(Data extract begins)

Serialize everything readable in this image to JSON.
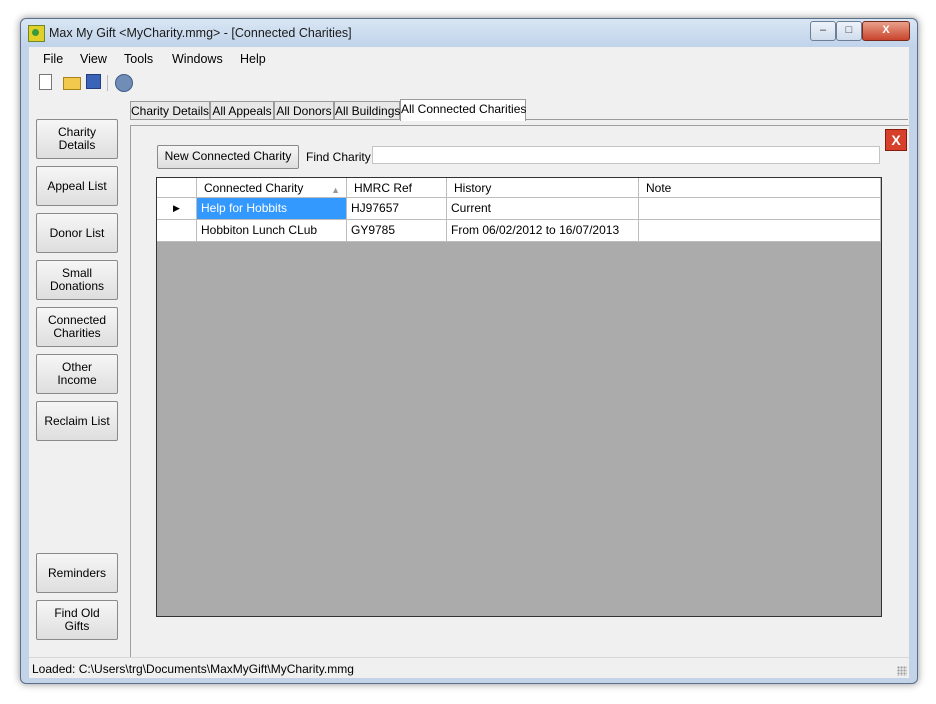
{
  "window": {
    "title": "Max My Gift <MyCharity.mmg>  - [Connected Charities]",
    "controls": {
      "minimize": "–",
      "maximize": "□",
      "close": "X"
    }
  },
  "menu": [
    {
      "label": "File"
    },
    {
      "label": "View"
    },
    {
      "label": "Tools"
    },
    {
      "label": "Windows"
    },
    {
      "label": "Help"
    }
  ],
  "toolbar": {
    "icons": [
      "new-document-icon",
      "open-folder-icon",
      "save-disk-icon",
      "help-icon"
    ]
  },
  "tabs": [
    {
      "label": "Charity Details",
      "active": false
    },
    {
      "label": "All Appeals",
      "active": false
    },
    {
      "label": "All Donors",
      "active": false
    },
    {
      "label": "All Buildings",
      "active": false
    },
    {
      "label": "All Connected Charities",
      "active": true
    }
  ],
  "sidebar": {
    "items": [
      {
        "label": "Charity Details"
      },
      {
        "label": "Appeal List"
      },
      {
        "label": "Donor List"
      },
      {
        "label": "Small Donations"
      },
      {
        "label": "Connected Charities"
      },
      {
        "label": "Other Income"
      },
      {
        "label": "Reclaim List"
      },
      {
        "label": "Reminders"
      },
      {
        "label": "Find Old Gifts"
      }
    ]
  },
  "panel": {
    "close_label": "X",
    "new_button": "New Connected Charity",
    "find_label": "Find Charity",
    "find_value": ""
  },
  "grid": {
    "columns": [
      "Connected Charity",
      "HMRC Ref",
      "History",
      "Note"
    ],
    "rows": [
      {
        "indicator": "▶",
        "charity": "Help for Hobbits",
        "hmrc_ref": "HJ97657",
        "history": "Current",
        "note": "",
        "selected": true
      },
      {
        "indicator": "",
        "charity": "Hobbiton Lunch CLub",
        "hmrc_ref": "GY9785",
        "history": "From 06/02/2012 to 16/07/2013",
        "note": "",
        "selected": false
      }
    ]
  },
  "status": {
    "text": "Loaded: C:\\Users\\trg\\Documents\\MaxMyGift\\MyCharity.mmg"
  }
}
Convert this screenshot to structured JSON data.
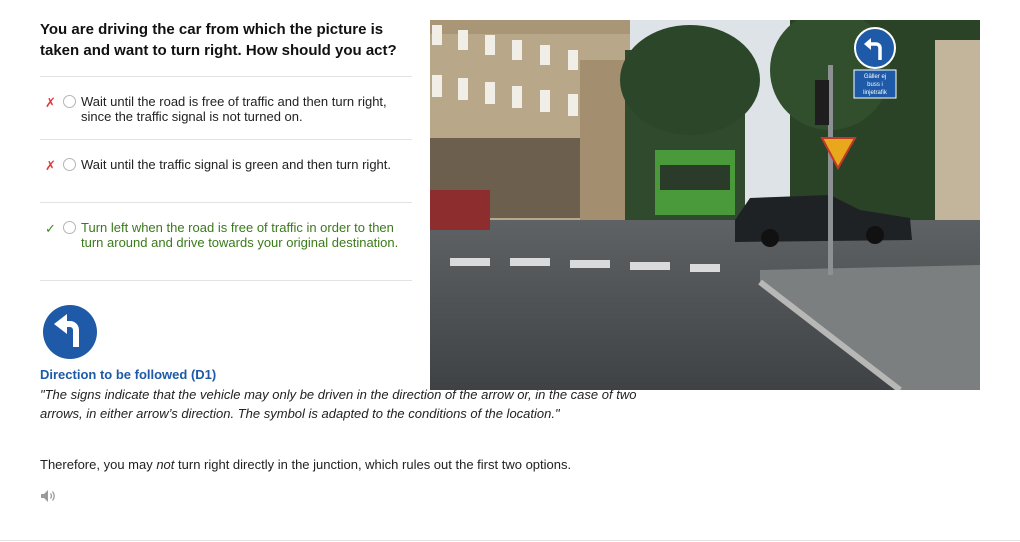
{
  "question": "You are driving the car from which the picture is taken and want to turn right. How should you act?",
  "options": [
    {
      "text": "Wait until the road is free of traffic and then turn right, since the traffic signal is not turned on.",
      "status": "wrong",
      "mark": "✗"
    },
    {
      "text": "Wait until the traffic signal is green and then turn right.",
      "status": "wrong",
      "mark": "✗"
    },
    {
      "text": "Turn left when the road is free of traffic in order to then turn around and drive towards your original destination.",
      "status": "correct",
      "mark": "✓"
    }
  ],
  "explanation": {
    "sign_title": "Direction to be followed (D1)",
    "quote": "\"The signs indicate that the vehicle may only be driven in the direction of the arrow or, in the case of two arrows, in either arrow’s direction. The symbol is adapted to the conditions of the location.\"",
    "conclusion_before": "Therefore, you may ",
    "conclusion_emphasis": "not",
    "conclusion_after": " turn right directly in the junction, which rules out the first two options."
  },
  "photo": {
    "sign_text_line1": "Gäller ej",
    "sign_text_line2": "buss i",
    "sign_text_line3": "linjetrafik"
  },
  "icons": {
    "sign": "direction-left-arrow-icon",
    "audio": "speaker-icon"
  },
  "colors": {
    "wrong": "#e03a3a",
    "correct": "#3a8a1e",
    "sign_blue": "#1e5aa8",
    "title_blue": "#1e5aa8"
  }
}
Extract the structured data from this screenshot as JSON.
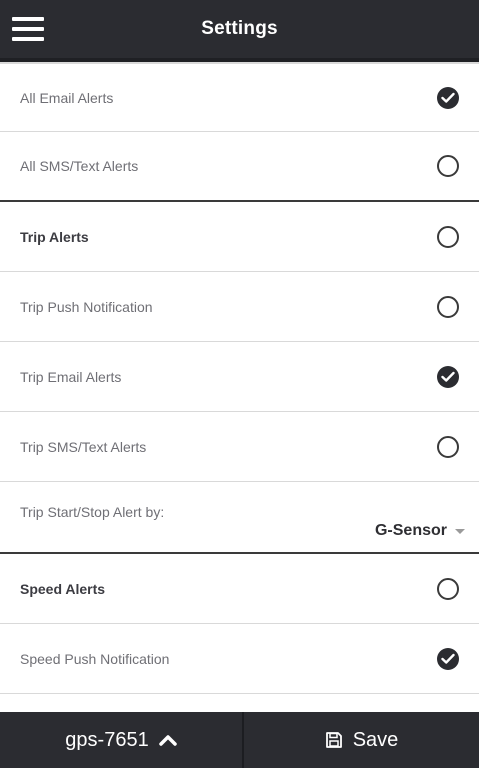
{
  "header": {
    "title": "Settings"
  },
  "settings": {
    "all_email": {
      "label": "All Email Alerts",
      "checked": true
    },
    "all_sms": {
      "label": "All SMS/Text Alerts",
      "checked": false
    },
    "trip_alerts": {
      "label": "Trip Alerts",
      "checked": false
    },
    "trip_push": {
      "label": "Trip Push Notification",
      "checked": false
    },
    "trip_email": {
      "label": "Trip Email Alerts",
      "checked": true
    },
    "trip_sms": {
      "label": "Trip SMS/Text Alerts",
      "checked": false
    },
    "trip_start_stop": {
      "label": "Trip Start/Stop Alert by:",
      "value": "G-Sensor"
    },
    "speed_alerts": {
      "label": "Speed Alerts",
      "checked": false
    },
    "speed_push": {
      "label": "Speed Push Notification",
      "checked": true
    }
  },
  "footer": {
    "device": "gps-7651",
    "save_label": "Save"
  },
  "colors": {
    "header_bg": "#2b2c31",
    "text_muted": "#6f6f75"
  }
}
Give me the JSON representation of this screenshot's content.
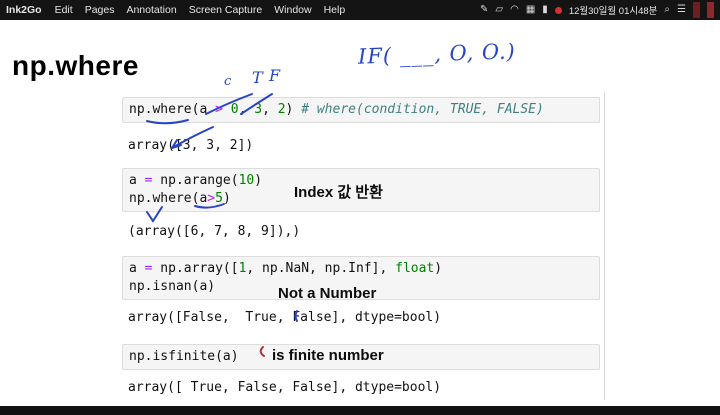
{
  "menubar": {
    "app_name": "Ink2Go",
    "menus": [
      "Edit",
      "Pages",
      "Annotation",
      "Screen Capture",
      "Window",
      "Help"
    ],
    "icons": {
      "pen": "✎",
      "shapes": "▱",
      "arc": "◠",
      "grid": "▦",
      "battery": "▮",
      "search": "⌕",
      "list": "☰"
    },
    "datetime": "12월30일월 01시48분"
  },
  "page": {
    "title": "np.where"
  },
  "handwritten": {
    "if_note": "IF( ___, O, O.)",
    "condition_label": "c",
    "true_label": "T",
    "false_label": "F"
  },
  "notes": {
    "index_return": "Index 값 반환",
    "not_a_number": "Not a Number",
    "is_finite": "is finite number"
  },
  "cells": [
    {
      "lines": [
        [
          {
            "t": "np.where(a "
          },
          {
            "t": ">",
            "c": "op"
          },
          {
            "t": " "
          },
          {
            "t": "0",
            "c": "num"
          },
          {
            "t": ", "
          },
          {
            "t": "3",
            "c": "num"
          },
          {
            "t": ", "
          },
          {
            "t": "2",
            "c": "num"
          },
          {
            "t": ") "
          },
          {
            "t": "# where(condition, TRUE, FALSE)",
            "c": "com"
          }
        ]
      ],
      "output": "array([3, 3, 2])"
    },
    {
      "lines": [
        [
          {
            "t": "a "
          },
          {
            "t": "=",
            "c": "op"
          },
          {
            "t": " np.arange("
          },
          {
            "t": "10",
            "c": "num"
          },
          {
            "t": ")"
          }
        ],
        [
          {
            "t": "np.where(a"
          },
          {
            "t": ">",
            "c": "op"
          },
          {
            "t": "5",
            "c": "num"
          },
          {
            "t": ")"
          }
        ]
      ],
      "output": "(array([6, 7, 8, 9]),)"
    },
    {
      "lines": [
        [
          {
            "t": "a "
          },
          {
            "t": "=",
            "c": "op"
          },
          {
            "t": " np.array(["
          },
          {
            "t": "1",
            "c": "num"
          },
          {
            "t": ", np.NaN, np.Inf], "
          },
          {
            "t": "float",
            "c": "kw"
          },
          {
            "t": ")"
          }
        ],
        [
          {
            "t": "np.isnan(a)"
          }
        ]
      ],
      "output": "array([False,  True, False], dtype=bool)"
    },
    {
      "lines": [
        [
          {
            "t": "np.isfinite(a)"
          }
        ]
      ],
      "output": "array([ True, False, False], dtype=bool)"
    }
  ]
}
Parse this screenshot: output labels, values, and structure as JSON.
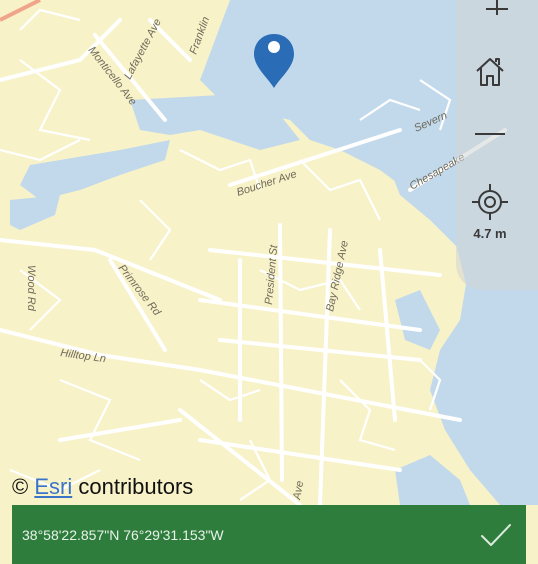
{
  "map": {
    "street_labels": {
      "monticello": "Monticello Ave",
      "lafayette": "Lafayette Ave",
      "franklin": "Franklin",
      "boucher": "Boucher Ave",
      "president": "President St",
      "bay_ridge": "Bay Ridge Ave",
      "primrose": "Primrose Rd",
      "hilltop": "Hilltop Ln",
      "chesapeake": "Chesapeake",
      "severn": "Severn",
      "wood": "Wood Rd",
      "ave_bottom": "Ave",
      "shuster": "Shuster Ave"
    },
    "colors": {
      "land": "#f8f2c8",
      "water": "#c2d9ec",
      "roads": "#ffffff",
      "pin": "#2a6cb5"
    }
  },
  "controls": {
    "zoom_in_icon": "plus-icon",
    "home_icon": "home-icon",
    "zoom_out_icon": "minus-icon",
    "locate_icon": "crosshair-icon",
    "accuracy": "4.7 m"
  },
  "attribution": {
    "prefix": "©",
    "link": "Esri",
    "suffix": "contributors"
  },
  "bottom_bar": {
    "coordinates": "38°58'22.857\"N 76°29'31.153\"W",
    "confirm_icon": "checkmark-icon",
    "color": "#2f7d3c"
  }
}
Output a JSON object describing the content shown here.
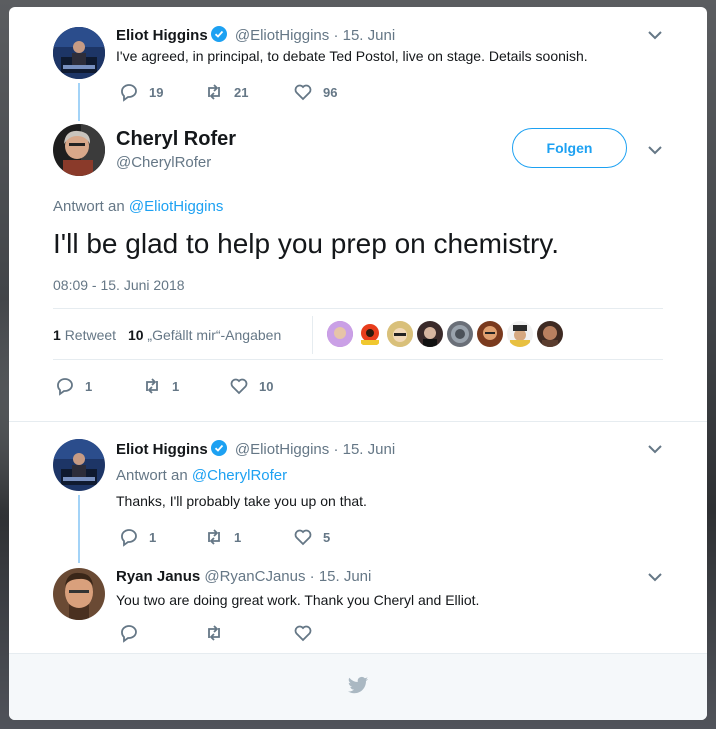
{
  "tweets": {
    "t1": {
      "name": "Eliot Higgins",
      "handle": "@EliotHiggins",
      "date": "· 15. Juni",
      "text": "I've agreed, in principal, to debate Ted Postol, live on stage. Details soonish.",
      "replies": "19",
      "retweets": "21",
      "likes": "96"
    },
    "main": {
      "name": "Cheryl Rofer",
      "handle": "@CherylRofer",
      "follow_label": "Folgen",
      "reply_prefix": "Antwort an",
      "reply_to": "@EliotHiggins",
      "text": "I'll be glad to help you prep on chemistry.",
      "timestamp": "08:09 - 15. Juni 2018",
      "retweet_count": "1",
      "retweet_label": "Retweet",
      "like_count": "10",
      "like_label": "„Gefällt mir“-Angaben",
      "replies": "1",
      "retweets": "1",
      "likes": "10"
    },
    "t3": {
      "name": "Eliot Higgins",
      "handle": "@EliotHiggins",
      "date": "· 15. Juni",
      "reply_prefix": "Antwort an",
      "reply_to": "@CherylRofer",
      "text": "Thanks, I'll probably take you up on that.",
      "replies": "1",
      "retweets": "1",
      "likes": "5"
    },
    "t4": {
      "name": "Ryan Janus",
      "handle": "@RyanCJanus",
      "date": "· 15. Juni",
      "text": "You two are doing great work.  Thank you Cheryl and Elliot."
    }
  },
  "colors": {
    "accent": "#1da1f2",
    "text": "#14171a",
    "muted": "#657786",
    "like_heart": "#657786"
  },
  "icons": [
    "reply-icon",
    "retweet-icon",
    "like-icon",
    "verified-icon",
    "chevron-down-icon",
    "twitter-bird-icon"
  ]
}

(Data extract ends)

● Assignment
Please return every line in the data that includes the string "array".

● Expected answer
      "output": "array([3, 3, 2])"
      "output": "(array([6, 7, 8, 9]),)"
            "t": " np.array(["
      "output": "array([False,  True, False], dtype=bool)"
      "output": "array([ True, False, False], dtype=bool)"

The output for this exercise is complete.